Minnesota Teen Perseveres with AFM, Years After Diagnosis
Four years ago, Craig Swanson began feeling a persistent weakness in his body. Doctors eventually discovered he had acute flaccid myelitis (AFM), a rare illness similar to polio, but different enough that the polio vaccine doesn't affect it.
"The (AFM) viruses are genetically pretty similar to polio but different enough that the polio vaccine doesn't prevent them. They cause the same kind of disease in much, much smaller numbers," says Dr. Mark Schleiss, one of Craig's doctors, in an interview with MPR.
The disease isn't a new unknown illness according to Dr. Schleiss. Doctors have known about it and been able to diagnosis it for decades. What is a mystery is the recent uptick in cases. Typically, there have been a handful of cases across the country each year, but this year has seen at least 62, seven of which have been in Minnesota.
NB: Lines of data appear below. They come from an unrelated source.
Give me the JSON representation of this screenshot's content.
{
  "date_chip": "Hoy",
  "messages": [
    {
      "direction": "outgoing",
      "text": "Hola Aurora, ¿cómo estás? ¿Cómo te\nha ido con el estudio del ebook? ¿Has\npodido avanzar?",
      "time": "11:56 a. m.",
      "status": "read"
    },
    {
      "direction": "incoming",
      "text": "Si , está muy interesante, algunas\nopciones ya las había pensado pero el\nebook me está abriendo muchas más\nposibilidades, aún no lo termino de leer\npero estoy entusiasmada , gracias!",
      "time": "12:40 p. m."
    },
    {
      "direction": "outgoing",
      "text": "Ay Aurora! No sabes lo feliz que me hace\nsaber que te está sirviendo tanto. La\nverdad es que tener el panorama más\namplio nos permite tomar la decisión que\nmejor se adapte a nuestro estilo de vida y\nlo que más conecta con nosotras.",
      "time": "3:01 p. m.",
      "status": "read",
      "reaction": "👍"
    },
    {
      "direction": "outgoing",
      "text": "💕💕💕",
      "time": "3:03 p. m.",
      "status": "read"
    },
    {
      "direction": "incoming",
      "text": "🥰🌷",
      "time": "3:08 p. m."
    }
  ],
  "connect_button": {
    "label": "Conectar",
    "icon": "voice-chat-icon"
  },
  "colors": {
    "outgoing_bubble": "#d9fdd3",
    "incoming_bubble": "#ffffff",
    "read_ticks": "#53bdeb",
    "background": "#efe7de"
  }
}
Since his diagnosis, Craig has been through hundreds of hours of physical therapy to maintain his mobility. Today, through persistence and determination, Craig is down to two-three sessions a week and inspiring his mother, Larey.